Task objective: Without omitting anything, return the records precisely as given.

(Task material)

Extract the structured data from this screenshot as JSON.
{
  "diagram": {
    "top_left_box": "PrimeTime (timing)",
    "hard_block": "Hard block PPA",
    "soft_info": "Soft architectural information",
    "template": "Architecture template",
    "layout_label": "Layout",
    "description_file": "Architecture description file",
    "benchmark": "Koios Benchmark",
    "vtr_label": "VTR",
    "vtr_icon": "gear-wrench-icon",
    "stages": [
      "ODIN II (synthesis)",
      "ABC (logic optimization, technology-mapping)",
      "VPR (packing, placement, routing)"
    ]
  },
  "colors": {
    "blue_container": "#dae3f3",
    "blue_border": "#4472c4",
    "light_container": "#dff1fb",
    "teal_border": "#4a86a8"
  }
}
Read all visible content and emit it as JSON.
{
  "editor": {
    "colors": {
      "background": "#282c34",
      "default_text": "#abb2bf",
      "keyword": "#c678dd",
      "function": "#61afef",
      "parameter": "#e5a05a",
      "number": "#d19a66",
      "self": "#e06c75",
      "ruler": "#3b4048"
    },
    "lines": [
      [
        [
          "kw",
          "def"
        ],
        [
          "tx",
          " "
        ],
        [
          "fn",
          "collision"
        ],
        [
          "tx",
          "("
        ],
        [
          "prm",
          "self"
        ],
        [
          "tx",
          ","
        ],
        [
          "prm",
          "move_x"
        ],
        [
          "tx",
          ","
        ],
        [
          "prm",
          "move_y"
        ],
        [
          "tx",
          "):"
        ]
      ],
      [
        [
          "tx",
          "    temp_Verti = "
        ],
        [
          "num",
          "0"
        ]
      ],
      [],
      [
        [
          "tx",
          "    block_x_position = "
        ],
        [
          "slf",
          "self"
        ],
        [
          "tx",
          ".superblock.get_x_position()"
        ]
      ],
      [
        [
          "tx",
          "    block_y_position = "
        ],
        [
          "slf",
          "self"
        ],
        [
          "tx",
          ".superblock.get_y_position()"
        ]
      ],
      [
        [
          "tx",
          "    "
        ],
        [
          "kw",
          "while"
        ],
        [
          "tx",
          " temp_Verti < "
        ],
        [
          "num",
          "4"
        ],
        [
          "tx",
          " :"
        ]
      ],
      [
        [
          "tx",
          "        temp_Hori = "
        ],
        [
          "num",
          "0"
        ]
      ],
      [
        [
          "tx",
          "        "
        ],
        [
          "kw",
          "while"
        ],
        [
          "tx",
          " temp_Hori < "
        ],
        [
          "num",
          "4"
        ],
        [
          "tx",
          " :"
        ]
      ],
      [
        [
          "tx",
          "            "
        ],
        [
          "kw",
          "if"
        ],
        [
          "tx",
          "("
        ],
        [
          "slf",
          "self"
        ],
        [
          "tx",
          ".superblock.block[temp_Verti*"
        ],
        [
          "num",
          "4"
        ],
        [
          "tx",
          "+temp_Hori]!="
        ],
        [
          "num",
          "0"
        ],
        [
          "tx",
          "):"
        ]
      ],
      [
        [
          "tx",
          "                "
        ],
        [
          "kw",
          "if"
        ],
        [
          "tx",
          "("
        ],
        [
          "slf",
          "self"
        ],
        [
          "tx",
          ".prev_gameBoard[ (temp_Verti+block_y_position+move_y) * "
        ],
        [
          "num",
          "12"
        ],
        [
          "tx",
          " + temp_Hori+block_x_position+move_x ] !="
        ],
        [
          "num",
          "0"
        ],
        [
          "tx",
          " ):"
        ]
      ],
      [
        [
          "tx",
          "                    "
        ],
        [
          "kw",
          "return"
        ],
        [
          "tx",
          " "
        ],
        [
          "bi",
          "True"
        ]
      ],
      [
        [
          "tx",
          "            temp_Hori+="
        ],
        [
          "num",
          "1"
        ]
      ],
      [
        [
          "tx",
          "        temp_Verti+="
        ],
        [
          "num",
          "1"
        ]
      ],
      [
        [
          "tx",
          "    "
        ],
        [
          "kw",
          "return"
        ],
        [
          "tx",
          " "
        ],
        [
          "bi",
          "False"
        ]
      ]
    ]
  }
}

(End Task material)

Exercise result:
Extract the structured data from this screenshot as JSON.
{
  "diagram": {
    "top_left_box": "PrimeTime (timing)",
    "hard_block": "Hard block PPA",
    "soft_info": "Soft architectural information",
    "template": "Architecture template",
    "layout_label": "Layout",
    "description_file": "Architecture description file",
    "benchmark": "Koios Benchmark",
    "vtr_label": "VTR",
    "vtr_icon": "gear-wrench-icon",
    "stages": [
      "ODIN II (synthesis)",
      "ABC (logic optimization, technology-mapping)",
      "VPR (packing, placement, routing)"
    ]
  },
  "colors": {
    "blue_container": "#dae3f3",
    "blue_border": "#4472c4",
    "light_container": "#dff1fb",
    "teal_border": "#4a86a8"
  }
}
Read all visible content and emit it as JSON.
{
  "editor": {
    "colors": {
      "background": "#282c34",
      "default_text": "#abb2bf",
      "keyword": "#c678dd",
      "function": "#61afef",
      "parameter": "#e5a05a",
      "number": "#d19a66",
      "self": "#e06c75",
      "ruler": "#3b4048"
    },
    "lines": [
      [
        [
          "kw",
          "def"
        ],
        [
          "tx",
          " "
        ],
        [
          "fn",
          "collision"
        ],
        [
          "tx",
          "("
        ],
        [
          "prm",
          "self"
        ],
        [
          "tx",
          ","
        ],
        [
          "prm",
          "move_x"
        ],
        [
          "tx",
          ","
        ],
        [
          "prm",
          "move_y"
        ],
        [
          "tx",
          "):"
        ]
      ],
      [
        [
          "tx",
          "    temp_Verti = "
        ],
        [
          "num",
          "0"
        ]
      ],
      [],
      [
        [
          "tx",
          "    block_x_position = "
        ],
        [
          "slf",
          "self"
        ],
        [
          "tx",
          ".superblock.get_x_position()"
        ]
      ],
      [
        [
          "tx",
          "    block_y_position = "
        ],
        [
          "slf",
          "self"
        ],
        [
          "tx",
          ".superblock.get_y_position()"
        ]
      ],
      [
        [
          "tx",
          "    "
        ],
        [
          "kw",
          "while"
        ],
        [
          "tx",
          " temp_Verti < "
        ],
        [
          "num",
          "4"
        ],
        [
          "tx",
          " :"
        ]
      ],
      [
        [
          "tx",
          "        temp_Hori = "
        ],
        [
          "num",
          "0"
        ]
      ],
      [
        [
          "tx",
          "        "
        ],
        [
          "kw",
          "while"
        ],
        [
          "tx",
          " temp_Hori < "
        ],
        [
          "num",
          "4"
        ],
        [
          "tx",
          " :"
        ]
      ],
      [
        [
          "tx",
          "            "
        ],
        [
          "kw",
          "if"
        ],
        [
          "tx",
          "("
        ],
        [
          "slf",
          "self"
        ],
        [
          "tx",
          ".superblock.block[temp_Verti*"
        ],
        [
          "num",
          "4"
        ],
        [
          "tx",
          "+temp_Hori]!="
        ],
        [
          "num",
          "0"
        ],
        [
          "tx",
          "):"
        ]
      ],
      [
        [
          "tx",
          "                "
        ],
        [
          "kw",
          "if"
        ],
        [
          "tx",
          "("
        ],
        [
          "slf",
          "self"
        ],
        [
          "tx",
          ".prev_gameBoard[ (temp_Verti+block_y_position+move_y) * "
        ],
        [
          "num",
          "12"
        ],
        [
          "tx",
          " + temp_Hori+block_x_position+move_x ] !="
        ],
        [
          "num",
          "0"
        ],
        [
          "tx",
          " ):"
        ]
      ],
      [
        [
          "tx",
          "                    "
        ],
        [
          "kw",
          "return"
        ],
        [
          "tx",
          " "
        ],
        [
          "bi",
          "True"
        ]
      ],
      [
        [
          "tx",
          "            temp_Hori+="
        ],
        [
          "num",
          "1"
        ]
      ],
      [
        [
          "tx",
          "        temp_Verti+="
        ],
        [
          "num",
          "1"
        ]
      ],
      [
        [
          "tx",
          "    "
        ],
        [
          "kw",
          "return"
        ],
        [
          "tx",
          " "
        ],
        [
          "bi",
          "False"
        ]
      ]
    ]
  }
}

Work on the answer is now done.